new Maid Servants of Christ

Church Clothes

9/1/2014Posted by Helene


During last summer's vacation through SE Asia we made several stops that required "special" clothes.  Not only were no shoes allowed (something we were familiar with from our Malaysian trip), but everyone was required to wear long pants (and spandex did not count) and shirts with sleeves, and to leave their cameras in a locked box outside. In one place we were patted down to be certain we didn't try to sneak in a cell phone. Finally everyone needed to speak in a whisper.  Having read ahead we were prepared with long pants for my husband and dresses and skirts for the girls and I.  Less experienced tourists were offered wrap dresses or large linen pants to cover up with. 
So what's with a dress code for tourists?  Well it's simple.  In those countries and cultures, removing shoes and hats, not pointing the camera about, and wearing modest clothing is a way to signal respect.

Church Growth

8/27/2014Posted by Helene


For a month we've been talking about missions.  We've been asking for your support for George and the Flowers family .  People like you at 10, 15 or 25 dollars at a time have the power to keep them in the field and become their coworkers in truth without even leaving home (3 John).
We've heard from missionaries speaking and writing about their work.  But except for the giving we've not been as practical as we might have been. 
I'm guessing you're not a missionary living abroad.  Right? But listening along this month the Spirit has been whispering in your ear that you love people, you believe in Hell too, and you wish you knew how to reach out better...
That's the what those two books by Thom Ranier I mentioned are all about. The first one,  Breakout Churches: Discover how to make the Leap tells the story of some churches that experienced periods of decline but have started to really grow again without shifting their leadership (ie they didn't go get a new preacher or new elders).

In His Own Words: A Missionary Vlog

8/26/2014Posted by Helene, George


The inspiration for this month started with some friends who had come over to visit us while we were still abroad.  They told me a tale of another young missionary, (we'll call him George for safety sake) in a nearby part of Asia.  The story went that although he was working hard, preaching the gospel steadily, although people were listening and responding, the money just wasn't there for him to come back for a second year.  At the time it was looking like he would have to go home. 

"George" is going to tell us his tale in his own words. He'll use his own name and the country where he works but he will be speaking carefully about the work he does.  You'll notice some "code words," and if you have any questions about what it is he's talking about, please email us as maidservantsofchrist@gmail.

Hell is for Real

8/25/2014Posted by Helene


People are going to Hell.
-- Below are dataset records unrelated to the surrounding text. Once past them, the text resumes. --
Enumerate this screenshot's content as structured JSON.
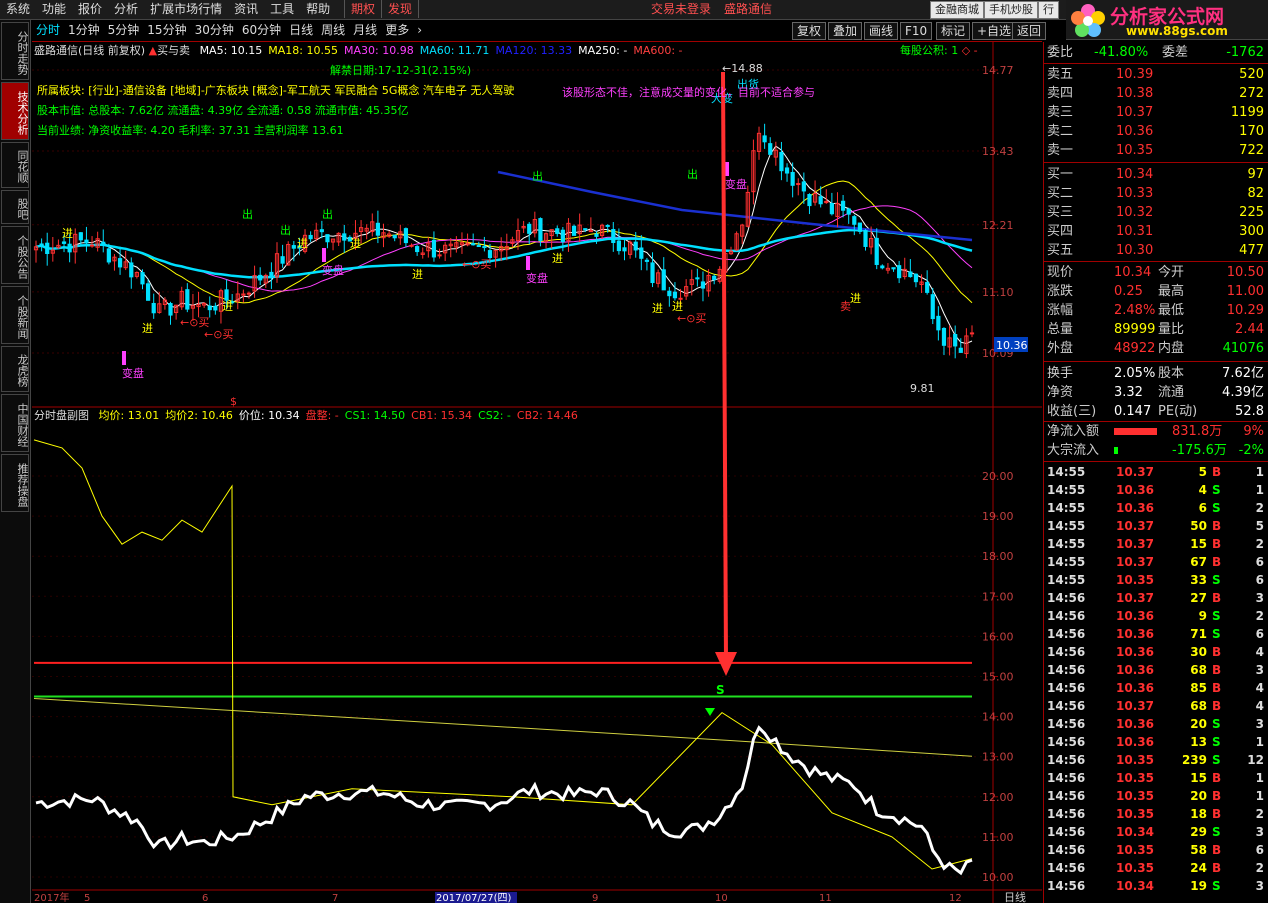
{
  "menu": {
    "items": [
      "系统",
      "功能",
      "报价",
      "分析",
      "扩展市场行情",
      "资讯",
      "工具",
      "帮助"
    ],
    "center_items": [
      "期权",
      "发现"
    ],
    "status": "交易未登录",
    "stock_name_title": "盛路通信",
    "right_buttons": [
      "金融商城",
      "手机炒股",
      "行"
    ]
  },
  "logo": {
    "title": "分析家公式网",
    "url": "www.88gs.com"
  },
  "left_tabs": [
    "分时走势",
    "技术分析",
    "同花顺",
    "股吧",
    "个股公告",
    "个股新闻",
    "龙虎榜",
    "中国财经",
    "推荐操盘"
  ],
  "period_bar": {
    "items": [
      "分时",
      "1分钟",
      "5分钟",
      "15分钟",
      "30分钟",
      "60分钟",
      "日线",
      "周线",
      "月线",
      "更多",
      "›"
    ],
    "active": "分时",
    "right_buttons": [
      "复权",
      "叠加",
      "画线",
      "F10",
      "标记",
      "+自选",
      "返回"
    ]
  },
  "main_chart": {
    "title": "盛路通信(日线 前复权)",
    "indicator_name": "买与卖",
    "ma": [
      {
        "label": "MA5: 10.15",
        "color": "#ffffff"
      },
      {
        "label": "MA18: 10.55",
        "color": "#ffff00"
      },
      {
        "label": "MA30: 10.98",
        "color": "#ff40ff"
      },
      {
        "label": "MA60: 11.71",
        "color": "#00e0ff"
      },
      {
        "label": "MA120: 13.33",
        "color": "#2020ff"
      },
      {
        "label": "MA250: -",
        "color": "#ffffff"
      },
      {
        "label": "MA600: -",
        "color": "#ff4040"
      }
    ],
    "right_info": "每股公积: 1",
    "unlock": "解禁日期:17-12-31(2.15%)",
    "info_lines": [
      "所属板块: [行业]-通信设备 [地域]-广东板块 [概念]-军工航天 军民融合 5G概念 汽车电子 无人驾驶",
      "股本市值: 总股本: 7.62亿 流通盘: 4.39亿 全流通: 0.58 流通市值: 45.35亿",
      "当前业绩: 净资收益率: 4.20 毛利率: 37.31 主营利润率 13.61"
    ],
    "warning": "该股形态不佳，注意成交量的变化，目前不适合参与",
    "y_ticks": [
      "14.77",
      "13.43",
      "12.21",
      "11.10",
      "10.09"
    ],
    "price_tag": "10.36",
    "high_label": "14.88",
    "low_label": "9.81",
    "signal_labels": {
      "jin": "进",
      "chu": "出",
      "buy": "买",
      "sell": "卖",
      "bianpan": "变盘",
      "chuhuo": "出货",
      "dabian": "大变"
    },
    "colors": {
      "up": "#ff3030",
      "down": "#00e0ff"
    }
  },
  "sub_chart": {
    "title": "分时盘副图",
    "items": [
      {
        "label": "均价: 13.01",
        "color": "#ffff00"
      },
      {
        "label": "均价2: 10.46",
        "color": "#ffff00"
      },
      {
        "label": "价位: 10.34",
        "color": "#ffffff"
      },
      {
        "label": "盘整: -",
        "color": "#ff3030"
      },
      {
        "label": "CS1: 14.50",
        "color": "#00ff00"
      },
      {
        "label": "CB1: 15.34",
        "color": "#ff3030"
      },
      {
        "label": "CS2: -",
        "color": "#00ff00"
      },
      {
        "label": "CB2: 14.46",
        "color": "#ff3030"
      }
    ],
    "y_ticks": [
      "20.00",
      "19.00",
      "18.00",
      "17.00",
      "16.00",
      "15.00",
      "14.00",
      "13.00",
      "12.00",
      "11.00",
      "10.00"
    ],
    "s_marker": "S",
    "dollar": "$"
  },
  "x_axis": {
    "labels": [
      "2017年",
      "5",
      "6",
      "7",
      "2017/07/27(四)",
      "9",
      "10",
      "11",
      "12"
    ],
    "right": "日线"
  },
  "quote": {
    "header_l": "委比",
    "header_lv": "-41.80%",
    "header_r": "委差",
    "header_rv": "-1762",
    "sell": [
      {
        "label": "卖五",
        "price": "10.39",
        "vol": "520"
      },
      {
        "label": "卖四",
        "price": "10.38",
        "vol": "272"
      },
      {
        "label": "卖三",
        "price": "10.37",
        "vol": "1199"
      },
      {
        "label": "卖二",
        "price": "10.36",
        "vol": "170"
      },
      {
        "label": "卖一",
        "price": "10.35",
        "vol": "722"
      }
    ],
    "buy": [
      {
        "label": "买一",
        "price": "10.34",
        "vol": "97"
      },
      {
        "label": "买二",
        "price": "10.33",
        "vol": "82"
      },
      {
        "label": "买三",
        "price": "10.32",
        "vol": "225"
      },
      {
        "label": "买四",
        "price": "10.31",
        "vol": "300"
      },
      {
        "label": "买五",
        "price": "10.30",
        "vol": "477"
      }
    ],
    "stats": [
      {
        "l": "现价",
        "lv": "10.34",
        "lc": "#ff3030",
        "r": "今开",
        "rv": "10.50",
        "rc": "#ff3030"
      },
      {
        "l": "涨跌",
        "lv": "0.25",
        "lc": "#ff3030",
        "r": "最高",
        "rv": "11.00",
        "rc": "#ff3030"
      },
      {
        "l": "涨幅",
        "lv": "2.48%",
        "lc": "#ff3030",
        "r": "最低",
        "rv": "10.29",
        "rc": "#ff3030"
      },
      {
        "l": "总量",
        "lv": "89999",
        "lc": "#ffff00",
        "r": "量比",
        "rv": "2.44",
        "rc": "#ff3030"
      },
      {
        "l": "外盘",
        "lv": "48922",
        "lc": "#ff3030",
        "r": "内盘",
        "rv": "41076",
        "rc": "#00ff00"
      },
      {
        "l": "换手",
        "lv": "2.05%",
        "lc": "#ffffff",
        "r": "股本",
        "rv": "7.62亿",
        "rc": "#ffffff"
      },
      {
        "l": "净资",
        "lv": "3.32",
        "lc": "#ffffff",
        "r": "流通",
        "rv": "4.39亿",
        "rc": "#ffffff"
      },
      {
        "l": "收益(三)",
        "lv": "0.147",
        "lc": "#ffffff",
        "r": "PE(动)",
        "rv": "52.8",
        "rc": "#ffffff"
      }
    ],
    "flow": [
      {
        "label": "净流入额",
        "value": "831.8万",
        "pct": "9%",
        "color": "#ff3030",
        "bar": 0.9
      },
      {
        "label": "大宗流入",
        "value": "-175.6万",
        "pct": "-2%",
        "color": "#00ff00",
        "bar": 0.08
      }
    ]
  },
  "ticks": [
    {
      "t": "14:55",
      "p": "10.37",
      "v": "5",
      "s": "B",
      "n": "1"
    },
    {
      "t": "14:55",
      "p": "10.36",
      "v": "4",
      "s": "S",
      "n": "1"
    },
    {
      "t": "14:55",
      "p": "10.36",
      "v": "6",
      "s": "S",
      "n": "2"
    },
    {
      "t": "14:55",
      "p": "10.37",
      "v": "50",
      "s": "B",
      "n": "5"
    },
    {
      "t": "14:55",
      "p": "10.37",
      "v": "15",
      "s": "B",
      "n": "2"
    },
    {
      "t": "14:55",
      "p": "10.37",
      "v": "67",
      "s": "B",
      "n": "6"
    },
    {
      "t": "14:55",
      "p": "10.35",
      "v": "33",
      "s": "S",
      "n": "6"
    },
    {
      "t": "14:56",
      "p": "10.37",
      "v": "27",
      "s": "B",
      "n": "3"
    },
    {
      "t": "14:56",
      "p": "10.36",
      "v": "9",
      "s": "S",
      "n": "2"
    },
    {
      "t": "14:56",
      "p": "10.36",
      "v": "71",
      "s": "S",
      "n": "6"
    },
    {
      "t": "14:56",
      "p": "10.36",
      "v": "30",
      "s": "B",
      "n": "4"
    },
    {
      "t": "14:56",
      "p": "10.36",
      "v": "68",
      "s": "B",
      "n": "3"
    },
    {
      "t": "14:56",
      "p": "10.36",
      "v": "85",
      "s": "B",
      "n": "4"
    },
    {
      "t": "14:56",
      "p": "10.37",
      "v": "68",
      "s": "B",
      "n": "4"
    },
    {
      "t": "14:56",
      "p": "10.36",
      "v": "20",
      "s": "S",
      "n": "3"
    },
    {
      "t": "14:56",
      "p": "10.36",
      "v": "13",
      "s": "S",
      "n": "1"
    },
    {
      "t": "14:56",
      "p": "10.35",
      "v": "239",
      "s": "S",
      "n": "12"
    },
    {
      "t": "14:56",
      "p": "10.35",
      "v": "15",
      "s": "B",
      "n": "1"
    },
    {
      "t": "14:56",
      "p": "10.35",
      "v": "20",
      "s": "B",
      "n": "1"
    },
    {
      "t": "14:56",
      "p": "10.35",
      "v": "18",
      "s": "B",
      "n": "2"
    },
    {
      "t": "14:56",
      "p": "10.34",
      "v": "29",
      "s": "S",
      "n": "3"
    },
    {
      "t": "14:56",
      "p": "10.35",
      "v": "58",
      "s": "B",
      "n": "6"
    },
    {
      "t": "14:56",
      "p": "10.35",
      "v": "24",
      "s": "B",
      "n": "2"
    },
    {
      "t": "14:56",
      "p": "10.34",
      "v": "19",
      "s": "S",
      "n": "3"
    }
  ]
}
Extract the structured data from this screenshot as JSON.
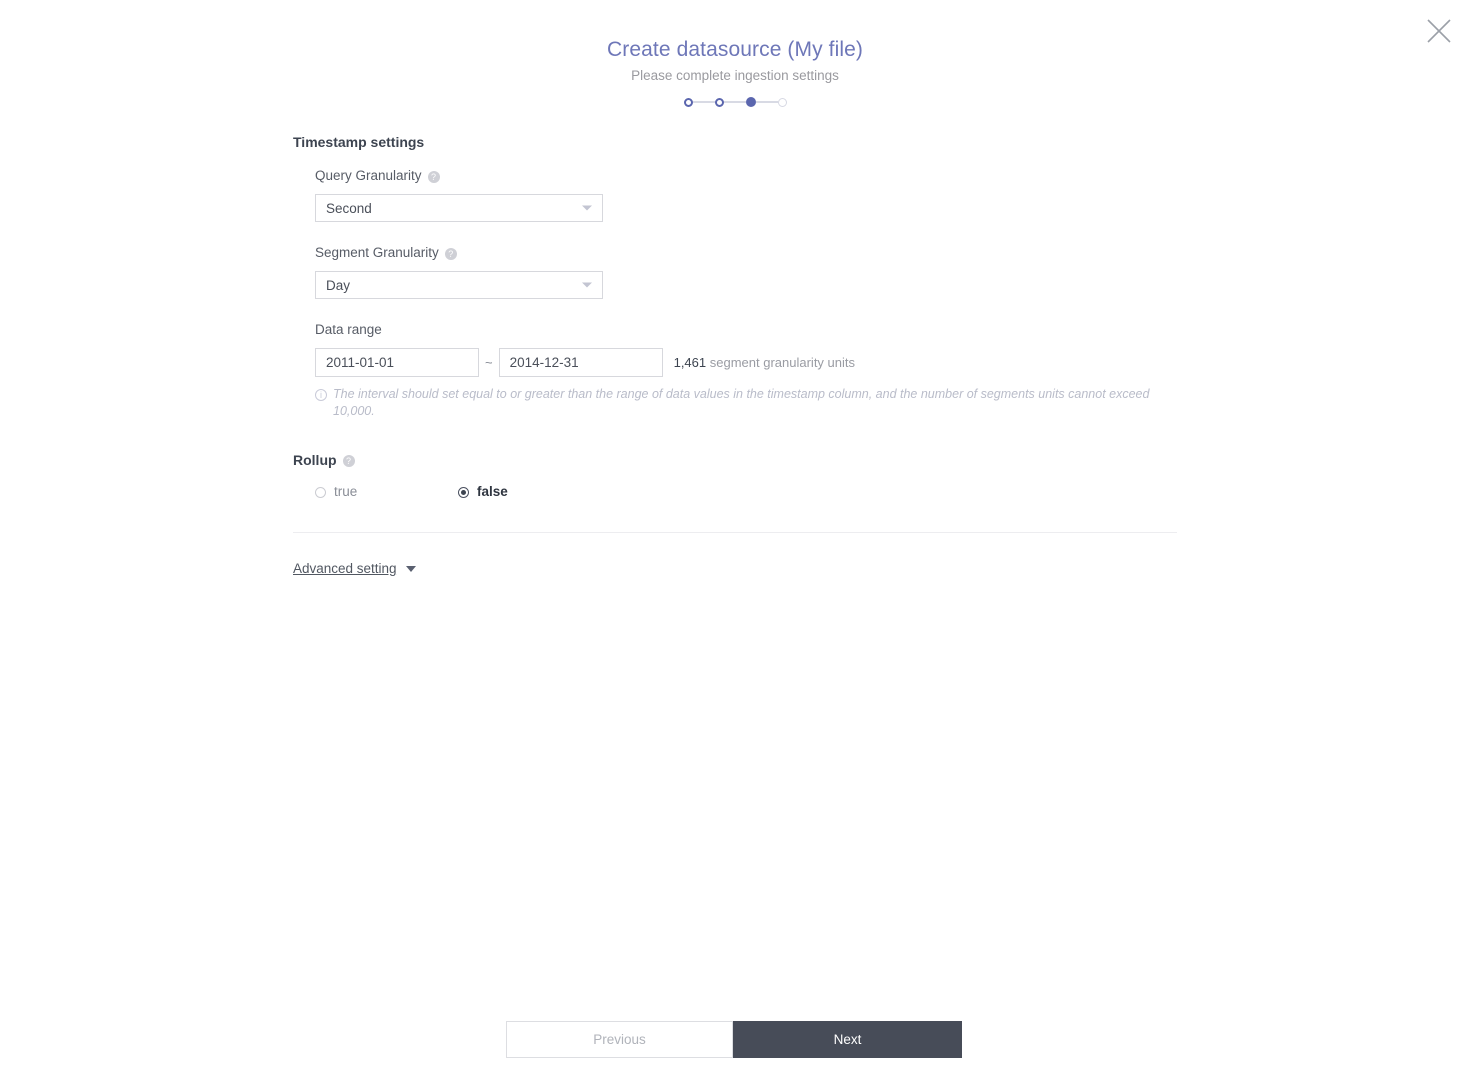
{
  "dialog": {
    "title": "Create datasource (My file)",
    "subtitle": "Please complete ingestion settings",
    "close_icon": "close-icon"
  },
  "stepper": {
    "steps": [
      {
        "state": "done"
      },
      {
        "state": "done"
      },
      {
        "state": "current"
      },
      {
        "state": "todo"
      }
    ]
  },
  "timestamp_settings": {
    "heading": "Timestamp settings",
    "query_granularity": {
      "label": "Query Granularity",
      "help": "?",
      "value": "Second"
    },
    "segment_granularity": {
      "label": "Segment Granularity",
      "help": "?",
      "value": "Day"
    },
    "data_range": {
      "label": "Data range",
      "start": "2011-01-01",
      "end": "2014-12-31",
      "separator": "~",
      "units_count": "1,461",
      "units_text": "segment granularity units",
      "hint_icon": "i",
      "hint": "The interval should set equal to or greater than the range of data values in the timestamp column, and the number of segments units cannot exceed 10,000."
    }
  },
  "rollup": {
    "heading": "Rollup",
    "help": "?",
    "options": [
      {
        "label": "true",
        "selected": false
      },
      {
        "label": "false",
        "selected": true
      }
    ]
  },
  "advanced": {
    "label": "Advanced setting",
    "caret_icon": "chevron-down-icon"
  },
  "footer": {
    "previous_label": "Previous",
    "next_label": "Next"
  },
  "colors": {
    "title": "#6e77b8",
    "accent_step": "#5b66ae",
    "primary_button": "#474c58",
    "heading": "#3d4450"
  }
}
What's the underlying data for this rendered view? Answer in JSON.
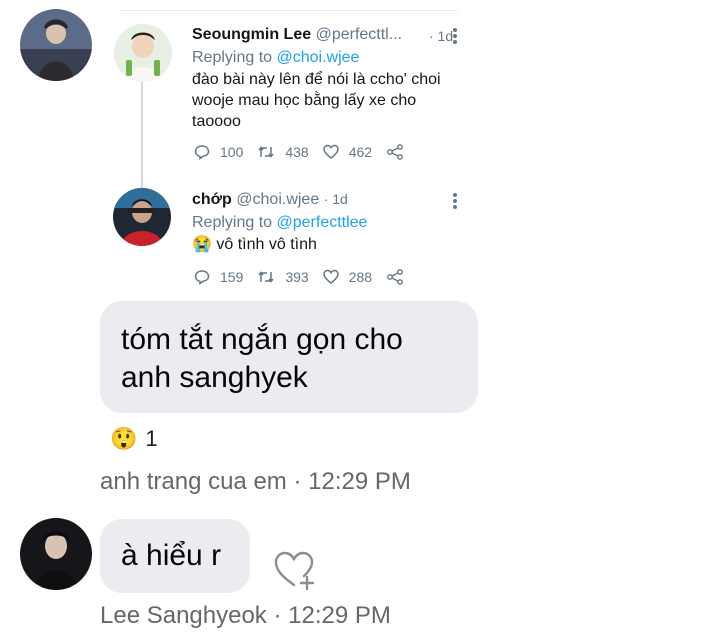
{
  "tweets": [
    {
      "name": "Seoungmin Lee",
      "handle": "@perfecttl...",
      "time": "· 1d",
      "replying_prefix": "Replying to ",
      "replying_to": "@choi.wjee",
      "text_lines": [
        "đào bài này lên để nói là ccho' choi",
        "wooje mau học bằng lấy xe cho",
        "taoooo"
      ],
      "replies": "100",
      "retweets": "438",
      "likes": "462"
    },
    {
      "name": "chớp",
      "handle": "@choi.wjee",
      "time": "· 1d",
      "replying_prefix": "Replying to ",
      "replying_to": "@perfecttlee",
      "text_lines": [
        "vô tình vô tình"
      ],
      "emoji": "😭",
      "replies": "159",
      "retweets": "393",
      "likes": "288"
    }
  ],
  "messages": [
    {
      "text_lines": [
        "tóm tắt ngắn gọn cho",
        "anh sanghyek"
      ],
      "reaction_emoji": "😲",
      "reaction_count": "1",
      "sender": "anh trang cua em",
      "time": "12:29 PM"
    },
    {
      "text": "à hiểu r",
      "sender": "Lee Sanghyeok",
      "time": "12:29 PM"
    }
  ],
  "colors": {
    "bubble": "#ececf0",
    "meta_text": "#65676b",
    "twitter_link": "#1da1f2",
    "twitter_gray": "#657786"
  }
}
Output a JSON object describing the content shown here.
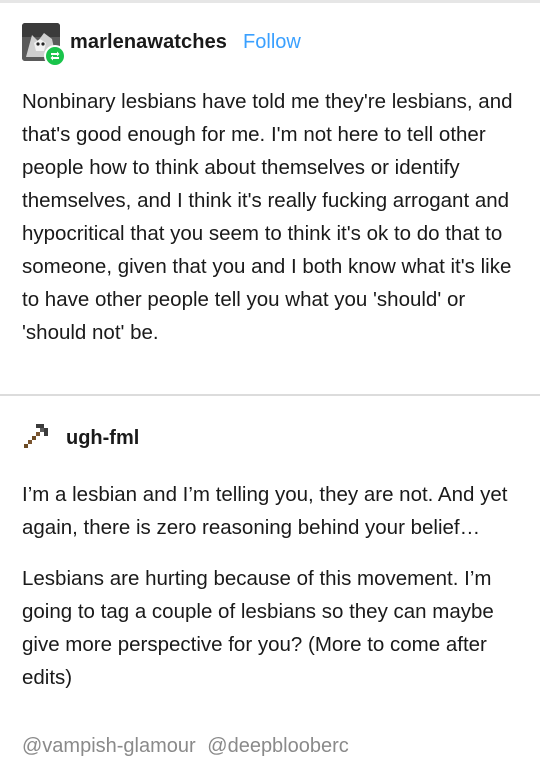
{
  "post1": {
    "username": "marlenawatches",
    "follow_label": "Follow",
    "text": "Nonbinary lesbians have told me they're lesbians, and that's good enough for me.  I'm not here to tell other people how to think about themselves or identify themselves, and I think it's really fucking arrogant and hypocritical that you seem to think it's ok to do that to someone, given that you and I both know what it's like to have other people tell you what you 'should' or 'should not' be."
  },
  "post2": {
    "username": "ugh-fml",
    "paragraph1": "I’m a lesbian and I’m telling you, they are not. And yet again, there is zero reasoning behind your belief…",
    "paragraph2": "Lesbians are hurting because of this movement. I’m going to tag a couple of lesbians so they can maybe give more perspective for you? (More to come after edits)",
    "mentions": [
      "@vampish-glamour",
      "@deepblooberc"
    ]
  },
  "icons": {
    "reblog": "reblog-icon",
    "pickaxe": "pickaxe-icon"
  },
  "colors": {
    "follow": "#3aa0ff",
    "reblog_badge": "#19c44b",
    "mentions": "#8a8a8a"
  }
}
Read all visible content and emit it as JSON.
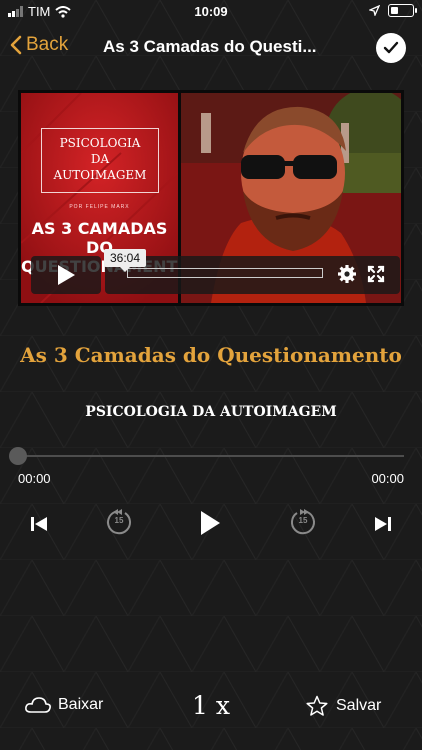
{
  "status_bar": {
    "carrier": "TIM",
    "time": "10:09"
  },
  "nav": {
    "back_label": "Back",
    "title": "As 3 Camadas do Questi..."
  },
  "video": {
    "cover_box": [
      "PSICOLOGIA",
      "DA",
      "AUTOIMAGEM"
    ],
    "cover_byline": "POR FELIPE MARX",
    "cover_title": [
      "AS 3 CAMADAS",
      "DO QUESTIONAMENTO"
    ],
    "duration_tooltip": "36:04"
  },
  "lesson": {
    "title": "As 3 Camadas do Questionamento",
    "course": "PSICOLOGIA DA AUTOIMAGEM"
  },
  "player": {
    "elapsed": "00:00",
    "remaining": "00:00",
    "progress_fraction": 0,
    "skip_back_seconds": "15",
    "skip_forward_seconds": "15",
    "speed": "1 x"
  },
  "actions": {
    "download_label": "Baixar",
    "save_label": "Salvar"
  },
  "colors": {
    "accent": "#e3a33c",
    "background": "#1b1b1b",
    "cover_red": "#c21a1d"
  }
}
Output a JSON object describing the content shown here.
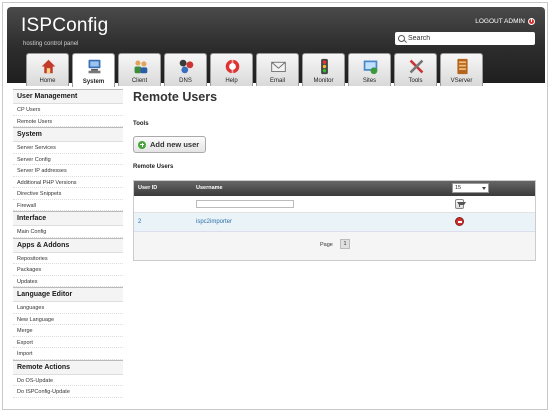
{
  "header": {
    "logo": "ISPConfig",
    "tagline": "hosting control panel",
    "logout": "LOGOUT ADMIN",
    "search_placeholder": "Search"
  },
  "tabs": [
    {
      "label": "Home",
      "icon": "home-icon",
      "active": false
    },
    {
      "label": "System",
      "icon": "system-icon",
      "active": true
    },
    {
      "label": "Client",
      "icon": "client-icon",
      "active": false
    },
    {
      "label": "DNS",
      "icon": "dns-icon",
      "active": false
    },
    {
      "label": "Help",
      "icon": "help-icon",
      "active": false
    },
    {
      "label": "Email",
      "icon": "email-icon",
      "active": false
    },
    {
      "label": "Monitor",
      "icon": "monitor-icon",
      "active": false
    },
    {
      "label": "Sites",
      "icon": "sites-icon",
      "active": false
    },
    {
      "label": "Tools",
      "icon": "tools-icon",
      "active": false
    },
    {
      "label": "VServer",
      "icon": "vserver-icon",
      "active": false
    }
  ],
  "sidebar": [
    {
      "title": "User Management",
      "items": [
        "CP Users",
        "Remote Users"
      ]
    },
    {
      "title": "System",
      "items": [
        "Server Services",
        "Server Config",
        "Server IP addresses",
        "Additional PHP Versions",
        "Directive Snippets",
        "Firewall"
      ]
    },
    {
      "title": "Interface",
      "items": [
        "Main Config"
      ]
    },
    {
      "title": "Apps & Addons",
      "items": [
        "Repositories",
        "Packages",
        "Updates"
      ]
    },
    {
      "title": "Language Editor",
      "items": [
        "Languages",
        "New Language",
        "Merge",
        "Export",
        "Import"
      ]
    },
    {
      "title": "Remote Actions",
      "items": [
        "Do OS-Update",
        "Do ISPConfig-Update"
      ]
    }
  ],
  "main": {
    "title": "Remote Users",
    "tools_label": "Tools",
    "add_button": "Add new user",
    "list_label": "Remote Users",
    "columns": [
      "User ID",
      "Username"
    ],
    "limit": "15",
    "rows": [
      {
        "id": "2",
        "username": "ispc2importer"
      }
    ],
    "pager_label": "Page",
    "page": "1"
  },
  "colors": {
    "header_bg": "#2c2c2c",
    "row_bg": "#eaf3f8",
    "link": "#2a6fa8",
    "add_green": "#48a53a",
    "delete_red": "#c9302c"
  }
}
Literally.  Look around.  That guy who sits down the table from you at lunch, the lady behind you in the line at Walmart, that cute family who visited at your church last week, your Aunt Susie, they could all be headed for Hell.
Do I have your attention? 
Recently my husband and I read a pair of books by Thom Rainer, Breakout Churches: Discover how to make the Leap and Surprising Insights from the Unchurched and Proven Ways to Reach Them. The books had a lot of startling conclusions (I'll be reviewing them in detail later).  But perhaps the most surprising of all was this - churches that preach a clear doctrine of Hell are churches that are likely to be growing.
I'll take counterintuitive for a 1,000, Alex.
I'd have supposed that itching ears were happy to hear some less Biblically rigorous doctrine.